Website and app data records
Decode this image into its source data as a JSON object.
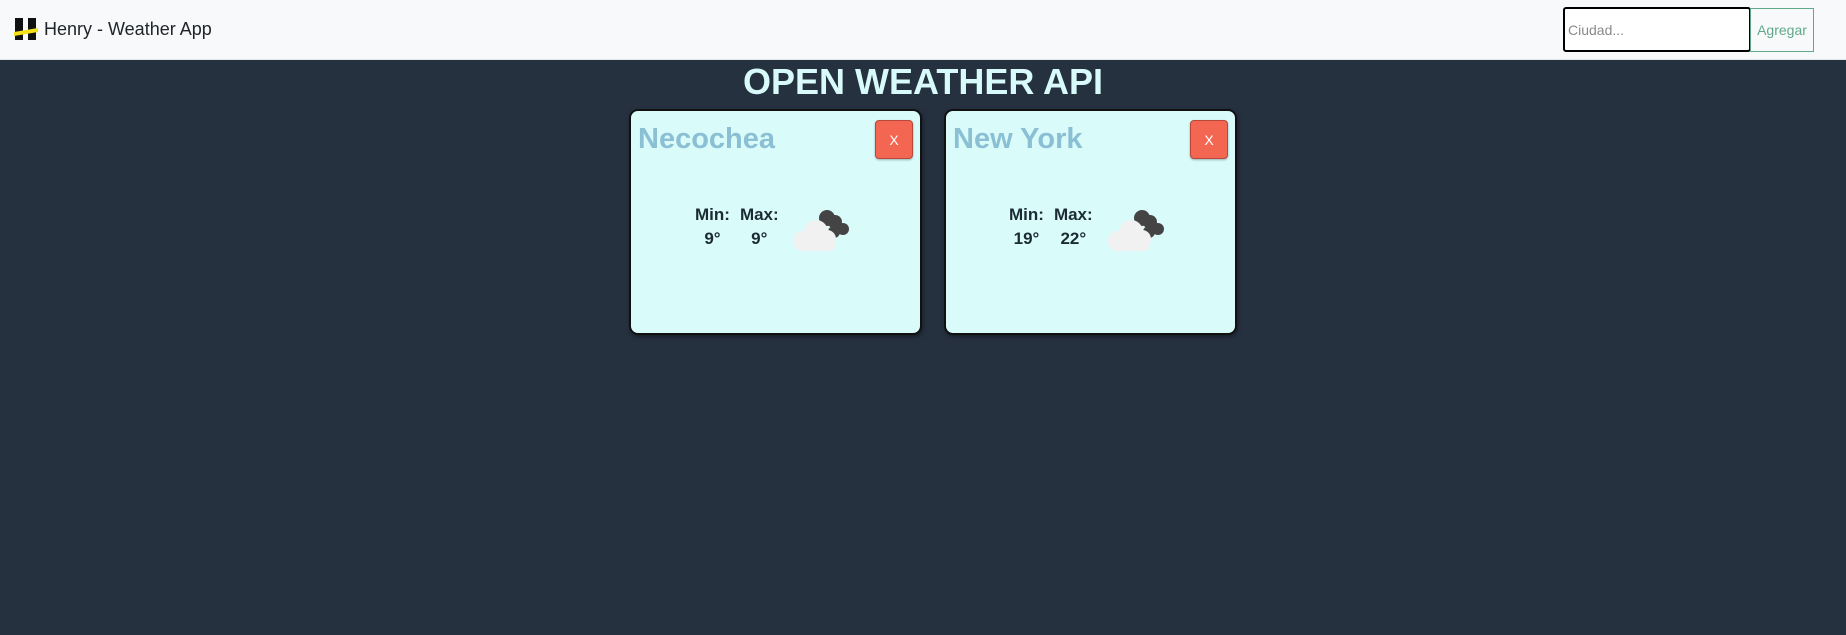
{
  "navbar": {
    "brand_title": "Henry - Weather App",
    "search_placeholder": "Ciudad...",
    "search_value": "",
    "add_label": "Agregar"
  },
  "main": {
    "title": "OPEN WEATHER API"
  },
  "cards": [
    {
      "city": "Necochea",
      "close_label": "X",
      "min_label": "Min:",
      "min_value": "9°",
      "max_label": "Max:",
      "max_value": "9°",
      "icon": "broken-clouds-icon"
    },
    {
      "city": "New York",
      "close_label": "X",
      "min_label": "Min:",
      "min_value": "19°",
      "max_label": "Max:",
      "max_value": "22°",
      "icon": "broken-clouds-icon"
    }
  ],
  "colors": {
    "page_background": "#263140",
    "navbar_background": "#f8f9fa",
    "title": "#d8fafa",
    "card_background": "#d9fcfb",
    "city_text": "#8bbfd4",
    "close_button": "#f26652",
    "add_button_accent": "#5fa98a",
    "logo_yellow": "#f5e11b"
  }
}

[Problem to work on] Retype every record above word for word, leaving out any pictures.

[Task response]
Decode this image into its source data as a JSON object.
{
  "navbar": {
    "brand_title": "Henry - Weather App",
    "search_placeholder": "Ciudad...",
    "search_value": "",
    "add_label": "Agregar"
  },
  "main": {
    "title": "OPEN WEATHER API"
  },
  "cards": [
    {
      "city": "Necochea",
      "close_label": "X",
      "min_label": "Min:",
      "min_value": "9°",
      "max_label": "Max:",
      "max_value": "9°",
      "icon": "broken-clouds-icon"
    },
    {
      "city": "New York",
      "close_label": "X",
      "min_label": "Min:",
      "min_value": "19°",
      "max_label": "Max:",
      "max_value": "22°",
      "icon": "broken-clouds-icon"
    }
  ],
  "colors": {
    "page_background": "#263140",
    "navbar_background": "#f8f9fa",
    "title": "#d8fafa",
    "card_background": "#d9fcfb",
    "city_text": "#8bbfd4",
    "close_button": "#f26652",
    "add_button_accent": "#5fa98a",
    "logo_yellow": "#f5e11b"
  }
}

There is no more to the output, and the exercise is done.